• **Assignment**
Copy out each entry precisely; no image belongs in the result.

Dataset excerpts
■ ■ ■ ■ ■

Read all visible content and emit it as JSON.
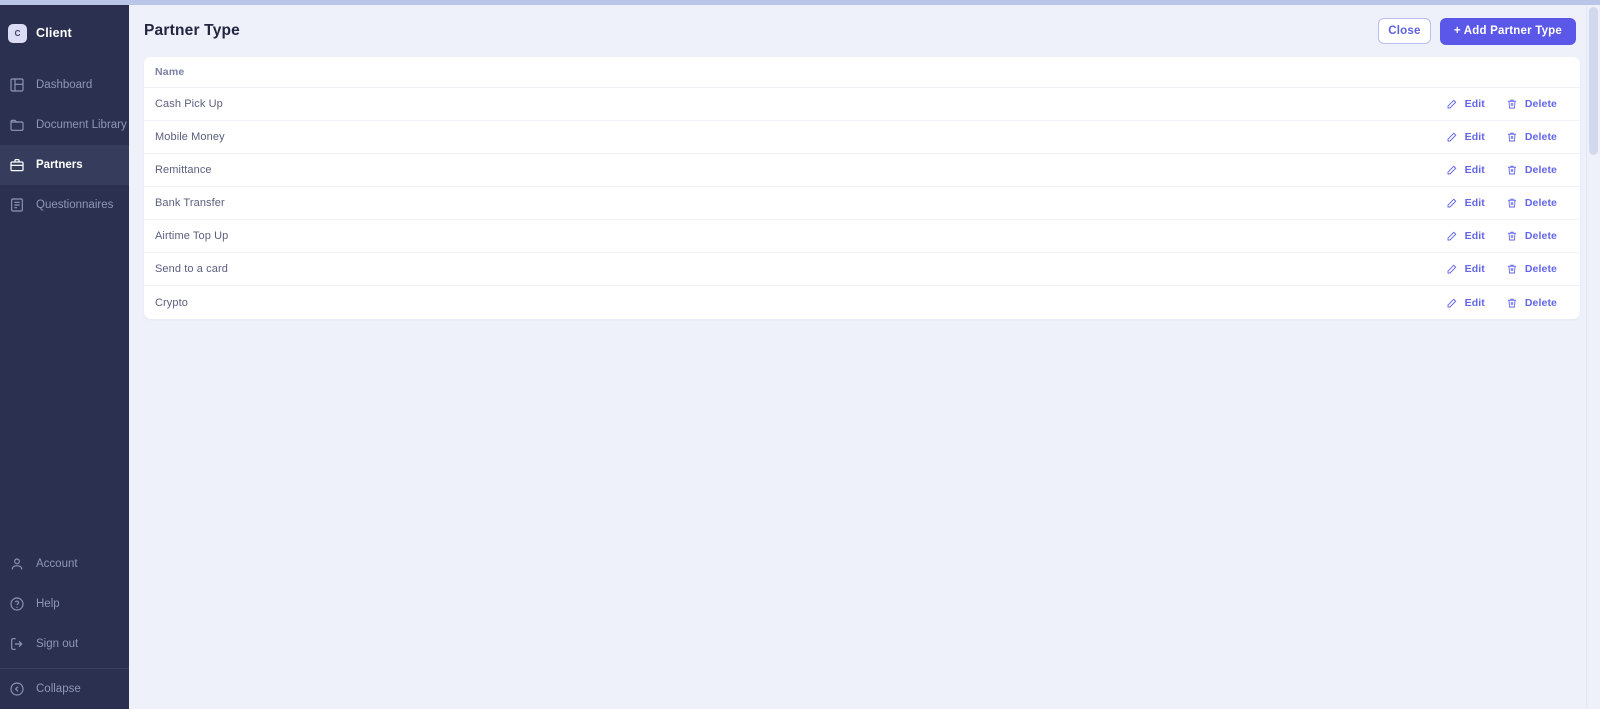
{
  "brand": {
    "badge_letter": "C",
    "name": "Client"
  },
  "sidebar": {
    "items": [
      {
        "label": "Dashboard",
        "icon": "layout-dashboard-icon",
        "active": false
      },
      {
        "label": "Document Library",
        "icon": "folder-icon",
        "active": false
      },
      {
        "label": "Partners",
        "icon": "briefcase-icon",
        "active": true
      },
      {
        "label": "Questionnaires",
        "icon": "clipboard-list-icon",
        "active": false
      }
    ],
    "bottom_items": [
      {
        "label": "Account",
        "icon": "user-icon"
      },
      {
        "label": "Help",
        "icon": "question-circle-icon"
      },
      {
        "label": "Sign out",
        "icon": "sign-out-icon"
      },
      {
        "label": "Collapse",
        "icon": "chevron-left-circle-icon"
      }
    ]
  },
  "header": {
    "title": "Partner Type",
    "close_label": "Close",
    "add_label": "+ Add Partner Type"
  },
  "table": {
    "columns": [
      "Name"
    ],
    "edit_label": "Edit",
    "delete_label": "Delete",
    "rows": [
      {
        "name": "Cash Pick Up"
      },
      {
        "name": "Mobile Money"
      },
      {
        "name": "Remittance"
      },
      {
        "name": "Bank Transfer"
      },
      {
        "name": "Airtime Top Up"
      },
      {
        "name": "Send to a card"
      },
      {
        "name": "Crypto"
      }
    ]
  },
  "colors": {
    "sidebar_bg": "#2b3050",
    "sidebar_active_bg": "#363c5c",
    "page_bg": "#eef1fa",
    "accent": "#5b57e8",
    "action_link": "#6366e8",
    "top_strip": "#b9c6e8"
  }
}
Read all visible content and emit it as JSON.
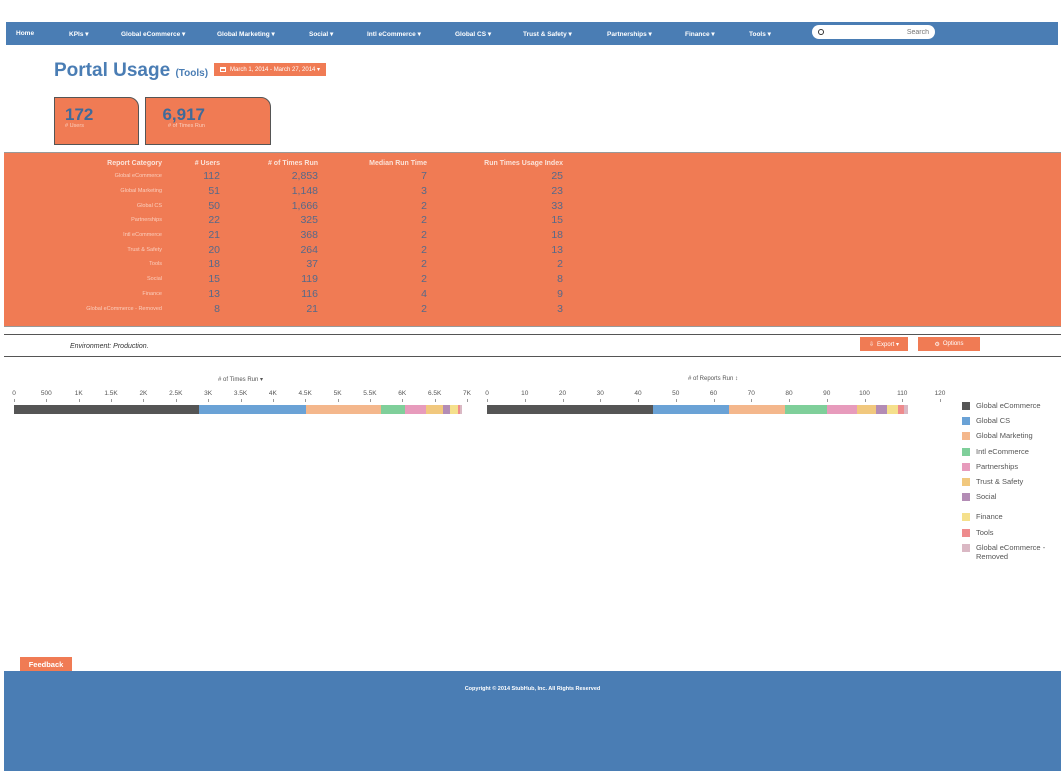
{
  "nav": {
    "items": [
      "Home",
      "KPIs ▾",
      "Global eCommerce ▾",
      "Global Marketing ▾",
      "Social ▾",
      "Intl eCommerce ▾",
      "Global CS ▾",
      "Trust & Safety ▾",
      "Partnerships ▾",
      "Finance ▾",
      "Tools ▾"
    ],
    "search_placeholder": "Search"
  },
  "header": {
    "title": "Portal Usage",
    "subtitle": "(Tools)",
    "date_range": "March 1, 2014 - March 27, 2014 ▾"
  },
  "kpis": [
    {
      "value": "172",
      "label": "# Users"
    },
    {
      "value": "6,917",
      "label": "# of Times Run"
    }
  ],
  "table": {
    "headers": [
      "Report Category",
      "# Users",
      "# of Times Run",
      "Median Run Time",
      "Run Times Usage Index"
    ],
    "rows": [
      [
        "Global eCommerce",
        "112",
        "2,853",
        "7",
        "25"
      ],
      [
        "Global Marketing",
        "51",
        "1,148",
        "3",
        "23"
      ],
      [
        "Global CS",
        "50",
        "1,666",
        "2",
        "33"
      ],
      [
        "Partnerships",
        "22",
        "325",
        "2",
        "15"
      ],
      [
        "Intl eCommerce",
        "21",
        "368",
        "2",
        "18"
      ],
      [
        "Trust & Safety",
        "20",
        "264",
        "2",
        "13"
      ],
      [
        "Tools",
        "18",
        "37",
        "2",
        "2"
      ],
      [
        "Social",
        "15",
        "119",
        "2",
        "8"
      ],
      [
        "Finance",
        "13",
        "116",
        "4",
        "9"
      ],
      [
        "Global eCommerce - Removed",
        "8",
        "21",
        "2",
        "3"
      ]
    ]
  },
  "environment": "Environment: Production.",
  "buttons": {
    "export": "Export ▾",
    "options": "Options"
  },
  "colors": {
    "Global eCommerce": "#555555",
    "Global CS": "#6aa2d6",
    "Global Marketing": "#f4b78c",
    "Intl eCommerce": "#7fcf9a",
    "Partnerships": "#e79bbc",
    "Trust & Safety": "#f1c87e",
    "Social": "#b38cb5",
    "Finance": "#f5e08c",
    "Tools": "#ee8b8d",
    "Global eCommerce - Removed": "#dab8c4"
  },
  "chart_data": [
    {
      "type": "bar",
      "orientation": "horizontal-stacked",
      "title": "# of Times Run ▾",
      "xlim": [
        0,
        7000
      ],
      "ticks": [
        "0",
        "500",
        "1K",
        "1.5K",
        "2K",
        "2.5K",
        "3K",
        "3.5K",
        "4K",
        "4.5K",
        "5K",
        "5.5K",
        "6K",
        "6.5K",
        "7K"
      ],
      "series": [
        {
          "name": "Global eCommerce",
          "values": [
            2853
          ]
        },
        {
          "name": "Global CS",
          "values": [
            1666
          ]
        },
        {
          "name": "Global Marketing",
          "values": [
            1148
          ]
        },
        {
          "name": "Intl eCommerce",
          "values": [
            368
          ]
        },
        {
          "name": "Partnerships",
          "values": [
            325
          ]
        },
        {
          "name": "Trust & Safety",
          "values": [
            264
          ]
        },
        {
          "name": "Social",
          "values": [
            119
          ]
        },
        {
          "name": "Finance",
          "values": [
            116
          ]
        },
        {
          "name": "Tools",
          "values": [
            37
          ]
        },
        {
          "name": "Global eCommerce - Removed",
          "values": [
            21
          ]
        }
      ]
    },
    {
      "type": "bar",
      "orientation": "horizontal-stacked",
      "title": "# of Reports Run ↕",
      "xlim": [
        0,
        120
      ],
      "ticks": [
        "0",
        "10",
        "20",
        "30",
        "40",
        "50",
        "60",
        "70",
        "80",
        "90",
        "100",
        "110",
        "120"
      ],
      "series": [
        {
          "name": "Global eCommerce",
          "values": [
            44
          ]
        },
        {
          "name": "Global CS",
          "values": [
            20
          ]
        },
        {
          "name": "Global Marketing",
          "values": [
            15
          ]
        },
        {
          "name": "Intl eCommerce",
          "values": [
            11
          ]
        },
        {
          "name": "Partnerships",
          "values": [
            8
          ]
        },
        {
          "name": "Trust & Safety",
          "values": [
            5
          ]
        },
        {
          "name": "Social",
          "values": [
            3
          ]
        },
        {
          "name": "Finance",
          "values": [
            3
          ]
        },
        {
          "name": "Tools",
          "values": [
            1.5
          ]
        },
        {
          "name": "Global eCommerce - Removed",
          "values": [
            1
          ]
        }
      ]
    }
  ],
  "legend": [
    "Global eCommerce",
    "Global CS",
    "Global Marketing",
    "Intl eCommerce",
    "Partnerships",
    "Trust & Safety",
    "Social",
    "Finance",
    "Tools",
    "Global eCommerce - Removed"
  ],
  "feedback": "Feedback",
  "footer": "Copyright © 2014 StubHub, Inc. All Rights Reserved"
}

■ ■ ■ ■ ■

• **Result for this exercise**
Read all visible content and emit it as JSON.
{
  "brand": {
    "badge_letter": "C",
    "name": "Client"
  },
  "sidebar": {
    "items": [
      {
        "label": "Dashboard",
        "icon": "layout-dashboard-icon",
        "active": false
      },
      {
        "label": "Document Library",
        "icon": "folder-icon",
        "active": false
      },
      {
        "label": "Partners",
        "icon": "briefcase-icon",
        "active": true
      },
      {
        "label": "Questionnaires",
        "icon": "clipboard-list-icon",
        "active": false
      }
    ],
    "bottom_items": [
      {
        "label": "Account",
        "icon": "user-icon"
      },
      {
        "label": "Help",
        "icon": "question-circle-icon"
      },
      {
        "label": "Sign out",
        "icon": "sign-out-icon"
      },
      {
        "label": "Collapse",
        "icon": "chevron-left-circle-icon"
      }
    ]
  },
  "header": {
    "title": "Partner Type",
    "close_label": "Close",
    "add_label": "+ Add Partner Type"
  },
  "table": {
    "columns": [
      "Name"
    ],
    "edit_label": "Edit",
    "delete_label": "Delete",
    "rows": [
      {
        "name": "Cash Pick Up"
      },
      {
        "name": "Mobile Money"
      },
      {
        "name": "Remittance"
      },
      {
        "name": "Bank Transfer"
      },
      {
        "name": "Airtime Top Up"
      },
      {
        "name": "Send to a card"
      },
      {
        "name": "Crypto"
      }
    ]
  },
  "colors": {
    "sidebar_bg": "#2b3050",
    "sidebar_active_bg": "#363c5c",
    "page_bg": "#eef1fa",
    "accent": "#5b57e8",
    "action_link": "#6366e8",
    "top_strip": "#b9c6e8"
  }
}
Read all visible content and emit it as JSON.
{
  "nav": {
    "items": [
      "Home",
      "KPIs ▾",
      "Global eCommerce ▾",
      "Global Marketing ▾",
      "Social ▾",
      "Intl eCommerce ▾",
      "Global CS ▾",
      "Trust & Safety ▾",
      "Partnerships ▾",
      "Finance ▾",
      "Tools ▾"
    ],
    "search_placeholder": "Search"
  },
  "header": {
    "title": "Portal Usage",
    "subtitle": "(Tools)",
    "date_range": "March 1, 2014 - March 27, 2014 ▾"
  },
  "kpis": [
    {
      "value": "172",
      "label": "# Users"
    },
    {
      "value": "6,917",
      "label": "# of Times Run"
    }
  ],
  "table": {
    "headers": [
      "Report Category",
      "# Users",
      "# of Times Run",
      "Median Run Time",
      "Run Times Usage Index"
    ],
    "rows": [
      [
        "Global eCommerce",
        "112",
        "2,853",
        "7",
        "25"
      ],
      [
        "Global Marketing",
        "51",
        "1,148",
        "3",
        "23"
      ],
      [
        "Global CS",
        "50",
        "1,666",
        "2",
        "33"
      ],
      [
        "Partnerships",
        "22",
        "325",
        "2",
        "15"
      ],
      [
        "Intl eCommerce",
        "21",
        "368",
        "2",
        "18"
      ],
      [
        "Trust & Safety",
        "20",
        "264",
        "2",
        "13"
      ],
      [
        "Tools",
        "18",
        "37",
        "2",
        "2"
      ],
      [
        "Social",
        "15",
        "119",
        "2",
        "8"
      ],
      [
        "Finance",
        "13",
        "116",
        "4",
        "9"
      ],
      [
        "Global eCommerce - Removed",
        "8",
        "21",
        "2",
        "3"
      ]
    ]
  },
  "environment": "Environment: Production.",
  "buttons": {
    "export": "Export ▾",
    "options": "Options"
  },
  "colors": {
    "Global eCommerce": "#555555",
    "Global CS": "#6aa2d6",
    "Global Marketing": "#f4b78c",
    "Intl eCommerce": "#7fcf9a",
    "Partnerships": "#e79bbc",
    "Trust & Safety": "#f1c87e",
    "Social": "#b38cb5",
    "Finance": "#f5e08c",
    "Tools": "#ee8b8d",
    "Global eCommerce - Removed": "#dab8c4"
  },
  "chart_data": [
    {
      "type": "bar",
      "orientation": "horizontal-stacked",
      "title": "# of Times Run ▾",
      "xlim": [
        0,
        7000
      ],
      "ticks": [
        "0",
        "500",
        "1K",
        "1.5K",
        "2K",
        "2.5K",
        "3K",
        "3.5K",
        "4K",
        "4.5K",
        "5K",
        "5.5K",
        "6K",
        "6.5K",
        "7K"
      ],
      "series": [
        {
          "name": "Global eCommerce",
          "values": [
            2853
          ]
        },
        {
          "name": "Global CS",
          "values": [
            1666
          ]
        },
        {
          "name": "Global Marketing",
          "values": [
            1148
          ]
        },
        {
          "name": "Intl eCommerce",
          "values": [
            368
          ]
        },
        {
          "name": "Partnerships",
          "values": [
            325
          ]
        },
        {
          "name": "Trust & Safety",
          "values": [
            264
          ]
        },
        {
          "name": "Social",
          "values": [
            119
          ]
        },
        {
          "name": "Finance",
          "values": [
            116
          ]
        },
        {
          "name": "Tools",
          "values": [
            37
          ]
        },
        {
          "name": "Global eCommerce - Removed",
          "values": [
            21
          ]
        }
      ]
    },
    {
      "type": "bar",
      "orientation": "horizontal-stacked",
      "title": "# of Reports Run ↕",
      "xlim": [
        0,
        120
      ],
      "ticks": [
        "0",
        "10",
        "20",
        "30",
        "40",
        "50",
        "60",
        "70",
        "80",
        "90",
        "100",
        "110",
        "120"
      ],
      "series": [
        {
          "name": "Global eCommerce",
          "values": [
            44
          ]
        },
        {
          "name": "Global CS",
          "values": [
            20
          ]
        },
        {
          "name": "Global Marketing",
          "values": [
            15
          ]
        },
        {
          "name": "Intl eCommerce",
          "values": [
            11
          ]
        },
        {
          "name": "Partnerships",
          "values": [
            8
          ]
        },
        {
          "name": "Trust & Safety",
          "values": [
            5
          ]
        },
        {
          "name": "Social",
          "values": [
            3
          ]
        },
        {
          "name": "Finance",
          "values": [
            3
          ]
        },
        {
          "name": "Tools",
          "values": [
            1.5
          ]
        },
        {
          "name": "Global eCommerce - Removed",
          "values": [
            1
          ]
        }
      ]
    }
  ],
  "legend": [
    "Global eCommerce",
    "Global CS",
    "Global Marketing",
    "Intl eCommerce",
    "Partnerships",
    "Trust & Safety",
    "Social",
    "Finance",
    "Tools",
    "Global eCommerce - Removed"
  ],
  "feedback": "Feedback",
  "footer": "Copyright © 2014 StubHub, Inc. All Rights Reserved"
}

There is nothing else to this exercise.